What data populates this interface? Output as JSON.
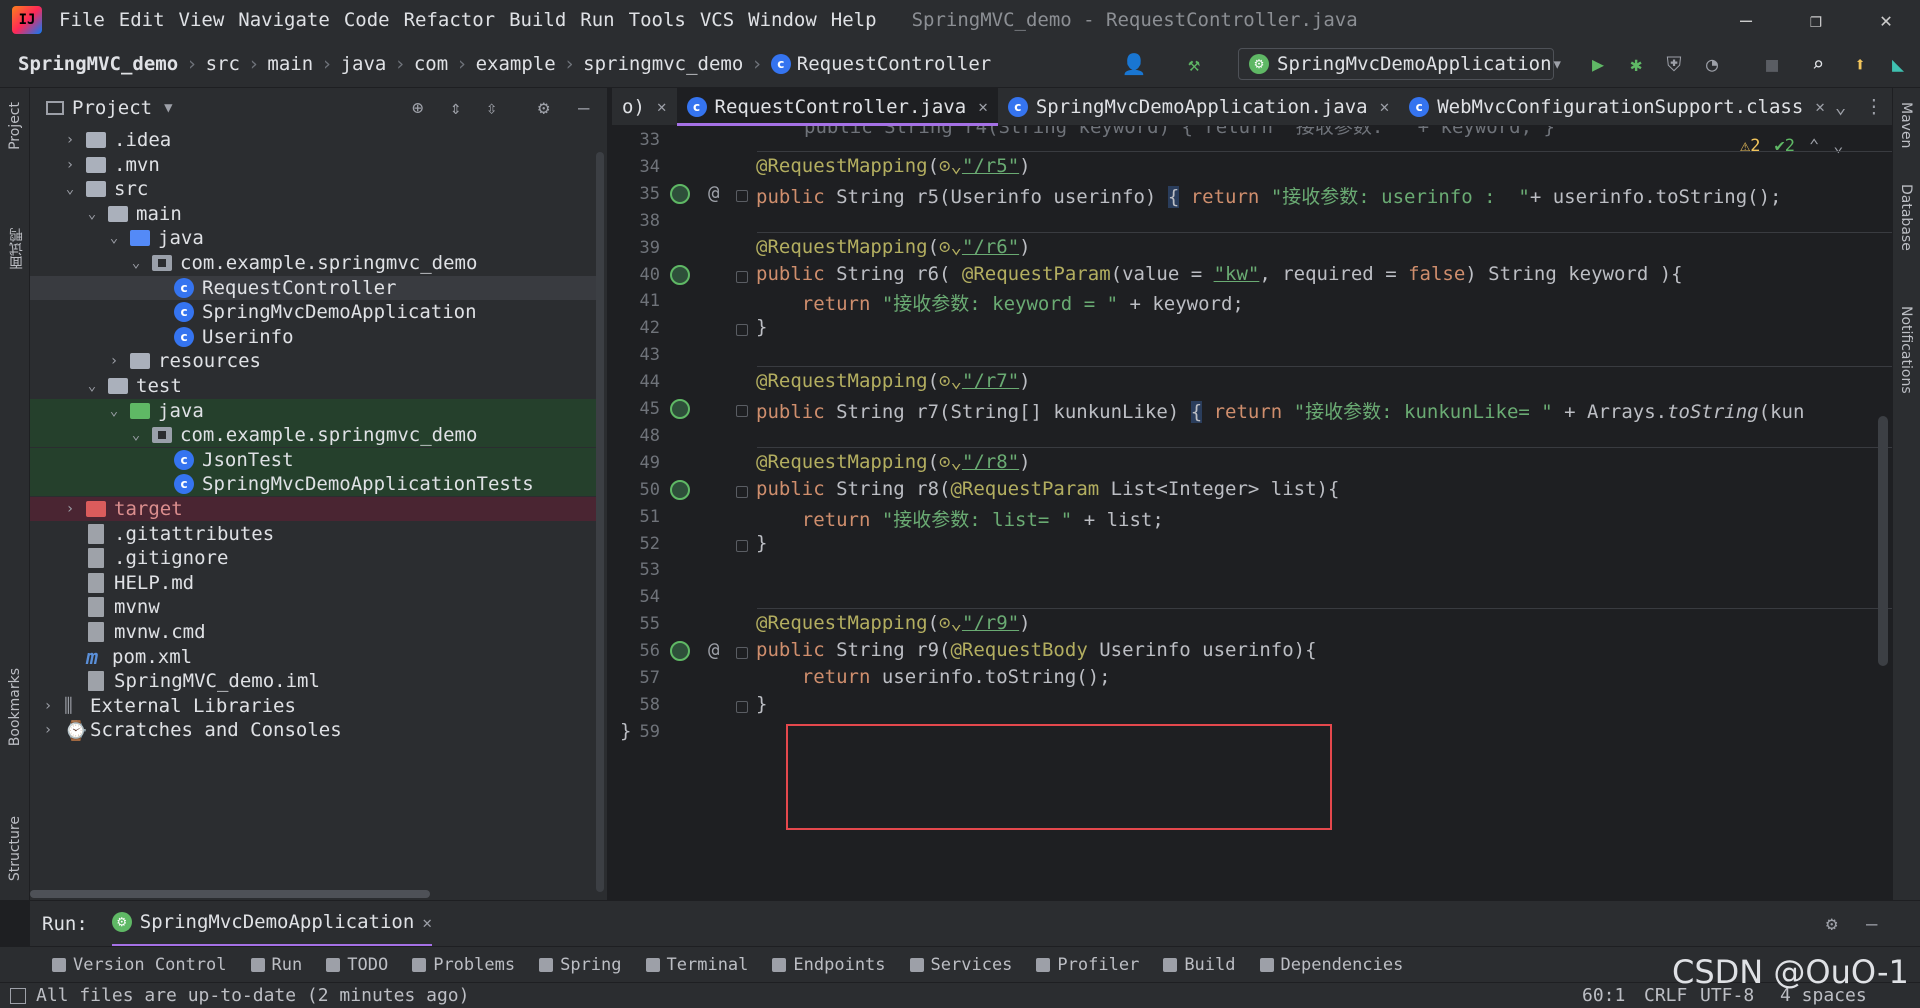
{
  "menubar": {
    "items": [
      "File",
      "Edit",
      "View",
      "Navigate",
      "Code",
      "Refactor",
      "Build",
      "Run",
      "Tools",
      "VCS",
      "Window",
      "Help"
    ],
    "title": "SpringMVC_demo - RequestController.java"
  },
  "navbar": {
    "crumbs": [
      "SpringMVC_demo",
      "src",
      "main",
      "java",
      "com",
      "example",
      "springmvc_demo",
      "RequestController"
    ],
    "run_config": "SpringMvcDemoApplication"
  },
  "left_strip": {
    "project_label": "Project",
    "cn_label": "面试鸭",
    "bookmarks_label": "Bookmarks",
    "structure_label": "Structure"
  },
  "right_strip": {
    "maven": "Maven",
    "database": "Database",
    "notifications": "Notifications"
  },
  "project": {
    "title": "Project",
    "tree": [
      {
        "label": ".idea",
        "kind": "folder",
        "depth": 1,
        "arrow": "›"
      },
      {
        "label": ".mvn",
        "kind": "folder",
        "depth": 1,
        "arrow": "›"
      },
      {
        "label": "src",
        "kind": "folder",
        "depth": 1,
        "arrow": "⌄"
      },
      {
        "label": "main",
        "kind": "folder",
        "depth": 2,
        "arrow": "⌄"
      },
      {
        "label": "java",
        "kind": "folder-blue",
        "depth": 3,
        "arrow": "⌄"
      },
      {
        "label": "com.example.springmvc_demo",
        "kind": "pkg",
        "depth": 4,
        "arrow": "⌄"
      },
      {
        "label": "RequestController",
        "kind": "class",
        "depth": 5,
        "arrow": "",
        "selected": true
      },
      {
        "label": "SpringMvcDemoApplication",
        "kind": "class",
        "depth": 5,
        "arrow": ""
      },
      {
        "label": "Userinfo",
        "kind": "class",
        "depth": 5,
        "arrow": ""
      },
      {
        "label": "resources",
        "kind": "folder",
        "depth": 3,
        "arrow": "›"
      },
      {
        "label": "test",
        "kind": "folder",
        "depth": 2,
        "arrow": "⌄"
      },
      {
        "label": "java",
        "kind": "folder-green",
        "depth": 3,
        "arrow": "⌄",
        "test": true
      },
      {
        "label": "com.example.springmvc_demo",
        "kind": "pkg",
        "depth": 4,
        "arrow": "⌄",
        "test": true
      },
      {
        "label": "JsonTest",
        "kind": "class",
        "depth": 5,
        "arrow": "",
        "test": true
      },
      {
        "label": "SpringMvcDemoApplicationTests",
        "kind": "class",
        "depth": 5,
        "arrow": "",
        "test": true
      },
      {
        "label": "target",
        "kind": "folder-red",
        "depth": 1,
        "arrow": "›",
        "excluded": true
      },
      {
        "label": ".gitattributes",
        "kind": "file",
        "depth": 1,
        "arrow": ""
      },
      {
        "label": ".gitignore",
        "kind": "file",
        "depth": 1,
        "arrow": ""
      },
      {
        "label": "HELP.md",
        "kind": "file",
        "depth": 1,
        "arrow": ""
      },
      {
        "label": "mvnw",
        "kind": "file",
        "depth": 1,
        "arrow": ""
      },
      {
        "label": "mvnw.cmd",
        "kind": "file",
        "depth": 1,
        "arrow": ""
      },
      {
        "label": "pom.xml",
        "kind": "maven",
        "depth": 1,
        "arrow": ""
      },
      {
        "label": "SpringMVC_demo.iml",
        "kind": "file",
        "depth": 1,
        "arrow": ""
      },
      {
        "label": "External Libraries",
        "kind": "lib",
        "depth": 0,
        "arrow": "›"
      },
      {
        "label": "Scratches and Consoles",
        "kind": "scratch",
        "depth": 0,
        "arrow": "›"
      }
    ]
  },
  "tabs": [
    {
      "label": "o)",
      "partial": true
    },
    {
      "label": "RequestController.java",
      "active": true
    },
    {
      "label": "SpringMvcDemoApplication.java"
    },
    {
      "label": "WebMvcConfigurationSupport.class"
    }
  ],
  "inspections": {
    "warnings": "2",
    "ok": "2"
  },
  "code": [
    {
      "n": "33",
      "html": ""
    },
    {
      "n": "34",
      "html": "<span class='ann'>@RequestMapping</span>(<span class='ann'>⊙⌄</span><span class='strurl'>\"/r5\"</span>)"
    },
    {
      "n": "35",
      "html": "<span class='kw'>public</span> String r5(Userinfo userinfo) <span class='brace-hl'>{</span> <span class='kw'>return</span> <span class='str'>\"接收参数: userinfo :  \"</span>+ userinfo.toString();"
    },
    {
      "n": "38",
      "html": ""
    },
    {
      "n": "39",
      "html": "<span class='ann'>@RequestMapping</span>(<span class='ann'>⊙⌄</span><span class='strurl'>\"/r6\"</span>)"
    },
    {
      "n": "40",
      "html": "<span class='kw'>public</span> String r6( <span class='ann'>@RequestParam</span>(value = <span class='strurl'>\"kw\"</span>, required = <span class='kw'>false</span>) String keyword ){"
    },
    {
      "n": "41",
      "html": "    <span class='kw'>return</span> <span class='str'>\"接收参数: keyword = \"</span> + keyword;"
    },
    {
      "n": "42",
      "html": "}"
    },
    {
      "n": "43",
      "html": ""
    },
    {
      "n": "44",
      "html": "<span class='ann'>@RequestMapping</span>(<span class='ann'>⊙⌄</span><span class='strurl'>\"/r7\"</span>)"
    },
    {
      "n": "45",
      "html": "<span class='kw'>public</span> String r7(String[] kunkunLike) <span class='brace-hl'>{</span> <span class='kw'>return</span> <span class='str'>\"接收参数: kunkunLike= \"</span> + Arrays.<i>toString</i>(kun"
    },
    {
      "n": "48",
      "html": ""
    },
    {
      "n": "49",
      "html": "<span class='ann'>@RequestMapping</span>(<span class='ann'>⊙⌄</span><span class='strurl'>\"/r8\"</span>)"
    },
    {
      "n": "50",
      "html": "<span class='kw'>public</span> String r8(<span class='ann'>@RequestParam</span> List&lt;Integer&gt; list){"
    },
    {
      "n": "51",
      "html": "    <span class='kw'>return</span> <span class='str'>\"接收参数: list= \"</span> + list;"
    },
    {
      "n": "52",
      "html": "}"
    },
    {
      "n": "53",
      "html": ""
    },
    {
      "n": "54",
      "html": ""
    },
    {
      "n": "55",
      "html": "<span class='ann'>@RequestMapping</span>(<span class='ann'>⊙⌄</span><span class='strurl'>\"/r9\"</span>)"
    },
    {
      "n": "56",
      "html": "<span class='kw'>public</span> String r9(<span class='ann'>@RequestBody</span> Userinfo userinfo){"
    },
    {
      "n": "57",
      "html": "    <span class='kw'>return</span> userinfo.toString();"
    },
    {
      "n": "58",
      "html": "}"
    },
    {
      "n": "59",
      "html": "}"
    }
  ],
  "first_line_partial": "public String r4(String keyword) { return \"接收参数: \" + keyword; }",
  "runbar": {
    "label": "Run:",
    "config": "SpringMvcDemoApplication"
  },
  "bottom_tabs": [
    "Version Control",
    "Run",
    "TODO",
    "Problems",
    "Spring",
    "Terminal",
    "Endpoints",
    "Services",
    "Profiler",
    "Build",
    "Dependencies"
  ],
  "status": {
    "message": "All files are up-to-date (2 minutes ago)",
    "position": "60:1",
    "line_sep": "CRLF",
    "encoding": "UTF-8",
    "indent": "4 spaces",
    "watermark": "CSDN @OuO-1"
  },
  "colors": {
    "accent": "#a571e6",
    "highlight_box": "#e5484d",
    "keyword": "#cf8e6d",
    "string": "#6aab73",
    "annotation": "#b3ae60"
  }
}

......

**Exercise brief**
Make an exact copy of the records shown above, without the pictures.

**Solution to the problem**
What data populates this interface? Output as JSON.
{
  "menubar": {
    "items": [
      "File",
      "Edit",
      "View",
      "Navigate",
      "Code",
      "Refactor",
      "Build",
      "Run",
      "Tools",
      "VCS",
      "Window",
      "Help"
    ],
    "title": "SpringMVC_demo - RequestController.java"
  },
  "navbar": {
    "crumbs": [
      "SpringMVC_demo",
      "src",
      "main",
      "java",
      "com",
      "example",
      "springmvc_demo",
      "RequestController"
    ],
    "run_config": "SpringMvcDemoApplication"
  },
  "left_strip": {
    "project_label": "Project",
    "cn_label": "面试鸭",
    "bookmarks_label": "Bookmarks",
    "structure_label": "Structure"
  },
  "right_strip": {
    "maven": "Maven",
    "database": "Database",
    "notifications": "Notifications"
  },
  "project": {
    "title": "Project",
    "tree": [
      {
        "label": ".idea",
        "kind": "folder",
        "depth": 1,
        "arrow": "›"
      },
      {
        "label": ".mvn",
        "kind": "folder",
        "depth": 1,
        "arrow": "›"
      },
      {
        "label": "src",
        "kind": "folder",
        "depth": 1,
        "arrow": "⌄"
      },
      {
        "label": "main",
        "kind": "folder",
        "depth": 2,
        "arrow": "⌄"
      },
      {
        "label": "java",
        "kind": "folder-blue",
        "depth": 3,
        "arrow": "⌄"
      },
      {
        "label": "com.example.springmvc_demo",
        "kind": "pkg",
        "depth": 4,
        "arrow": "⌄"
      },
      {
        "label": "RequestController",
        "kind": "class",
        "depth": 5,
        "arrow": "",
        "selected": true
      },
      {
        "label": "SpringMvcDemoApplication",
        "kind": "class",
        "depth": 5,
        "arrow": ""
      },
      {
        "label": "Userinfo",
        "kind": "class",
        "depth": 5,
        "arrow": ""
      },
      {
        "label": "resources",
        "kind": "folder",
        "depth": 3,
        "arrow": "›"
      },
      {
        "label": "test",
        "kind": "folder",
        "depth": 2,
        "arrow": "⌄"
      },
      {
        "label": "java",
        "kind": "folder-green",
        "depth": 3,
        "arrow": "⌄",
        "test": true
      },
      {
        "label": "com.example.springmvc_demo",
        "kind": "pkg",
        "depth": 4,
        "arrow": "⌄",
        "test": true
      },
      {
        "label": "JsonTest",
        "kind": "class",
        "depth": 5,
        "arrow": "",
        "test": true
      },
      {
        "label": "SpringMvcDemoApplicationTests",
        "kind": "class",
        "depth": 5,
        "arrow": "",
        "test": true
      },
      {
        "label": "target",
        "kind": "folder-red",
        "depth": 1,
        "arrow": "›",
        "excluded": true
      },
      {
        "label": ".gitattributes",
        "kind": "file",
        "depth": 1,
        "arrow": ""
      },
      {
        "label": ".gitignore",
        "kind": "file",
        "depth": 1,
        "arrow": ""
      },
      {
        "label": "HELP.md",
        "kind": "file",
        "depth": 1,
        "arrow": ""
      },
      {
        "label": "mvnw",
        "kind": "file",
        "depth": 1,
        "arrow": ""
      },
      {
        "label": "mvnw.cmd",
        "kind": "file",
        "depth": 1,
        "arrow": ""
      },
      {
        "label": "pom.xml",
        "kind": "maven",
        "depth": 1,
        "arrow": ""
      },
      {
        "label": "SpringMVC_demo.iml",
        "kind": "file",
        "depth": 1,
        "arrow": ""
      },
      {
        "label": "External Libraries",
        "kind": "lib",
        "depth": 0,
        "arrow": "›"
      },
      {
        "label": "Scratches and Consoles",
        "kind": "scratch",
        "depth": 0,
        "arrow": "›"
      }
    ]
  },
  "tabs": [
    {
      "label": "o)",
      "partial": true
    },
    {
      "label": "RequestController.java",
      "active": true
    },
    {
      "label": "SpringMvcDemoApplication.java"
    },
    {
      "label": "WebMvcConfigurationSupport.class"
    }
  ],
  "inspections": {
    "warnings": "2",
    "ok": "2"
  },
  "code": [
    {
      "n": "33",
      "html": ""
    },
    {
      "n": "34",
      "html": "<span class='ann'>@RequestMapping</span>(<span class='ann'>⊙⌄</span><span class='strurl'>\"/r5\"</span>)"
    },
    {
      "n": "35",
      "html": "<span class='kw'>public</span> String r5(Userinfo userinfo) <span class='brace-hl'>{</span> <span class='kw'>return</span> <span class='str'>\"接收参数: userinfo :  \"</span>+ userinfo.toString();"
    },
    {
      "n": "38",
      "html": ""
    },
    {
      "n": "39",
      "html": "<span class='ann'>@RequestMapping</span>(<span class='ann'>⊙⌄</span><span class='strurl'>\"/r6\"</span>)"
    },
    {
      "n": "40",
      "html": "<span class='kw'>public</span> String r6( <span class='ann'>@RequestParam</span>(value = <span class='strurl'>\"kw\"</span>, required = <span class='kw'>false</span>) String keyword ){"
    },
    {
      "n": "41",
      "html": "    <span class='kw'>return</span> <span class='str'>\"接收参数: keyword = \"</span> + keyword;"
    },
    {
      "n": "42",
      "html": "}"
    },
    {
      "n": "43",
      "html": ""
    },
    {
      "n": "44",
      "html": "<span class='ann'>@RequestMapping</span>(<span class='ann'>⊙⌄</span><span class='strurl'>\"/r7\"</span>)"
    },
    {
      "n": "45",
      "html": "<span class='kw'>public</span> String r7(String[] kunkunLike) <span class='brace-hl'>{</span> <span class='kw'>return</span> <span class='str'>\"接收参数: kunkunLike= \"</span> + Arrays.<i>toString</i>(kun"
    },
    {
      "n": "48",
      "html": ""
    },
    {
      "n": "49",
      "html": "<span class='ann'>@RequestMapping</span>(<span class='ann'>⊙⌄</span><span class='strurl'>\"/r8\"</span>)"
    },
    {
      "n": "50",
      "html": "<span class='kw'>public</span> String r8(<span class='ann'>@RequestParam</span> List&lt;Integer&gt; list){"
    },
    {
      "n": "51",
      "html": "    <span class='kw'>return</span> <span class='str'>\"接收参数: list= \"</span> + list;"
    },
    {
      "n": "52",
      "html": "}"
    },
    {
      "n": "53",
      "html": ""
    },
    {
      "n": "54",
      "html": ""
    },
    {
      "n": "55",
      "html": "<span class='ann'>@RequestMapping</span>(<span class='ann'>⊙⌄</span><span class='strurl'>\"/r9\"</span>)"
    },
    {
      "n": "56",
      "html": "<span class='kw'>public</span> String r9(<span class='ann'>@RequestBody</span> Userinfo userinfo){"
    },
    {
      "n": "57",
      "html": "    <span class='kw'>return</span> userinfo.toString();"
    },
    {
      "n": "58",
      "html": "}"
    },
    {
      "n": "59",
      "html": "}"
    }
  ],
  "first_line_partial": "public String r4(String keyword) { return \"接收参数: \" + keyword; }",
  "runbar": {
    "label": "Run:",
    "config": "SpringMvcDemoApplication"
  },
  "bottom_tabs": [
    "Version Control",
    "Run",
    "TODO",
    "Problems",
    "Spring",
    "Terminal",
    "Endpoints",
    "Services",
    "Profiler",
    "Build",
    "Dependencies"
  ],
  "status": {
    "message": "All files are up-to-date (2 minutes ago)",
    "position": "60:1",
    "line_sep": "CRLF",
    "encoding": "UTF-8",
    "indent": "4 spaces",
    "watermark": "CSDN @OuO-1"
  },
  "colors": {
    "accent": "#a571e6",
    "highlight_box": "#e5484d",
    "keyword": "#cf8e6d",
    "string": "#6aab73",
    "annotation": "#b3ae60"
  }
}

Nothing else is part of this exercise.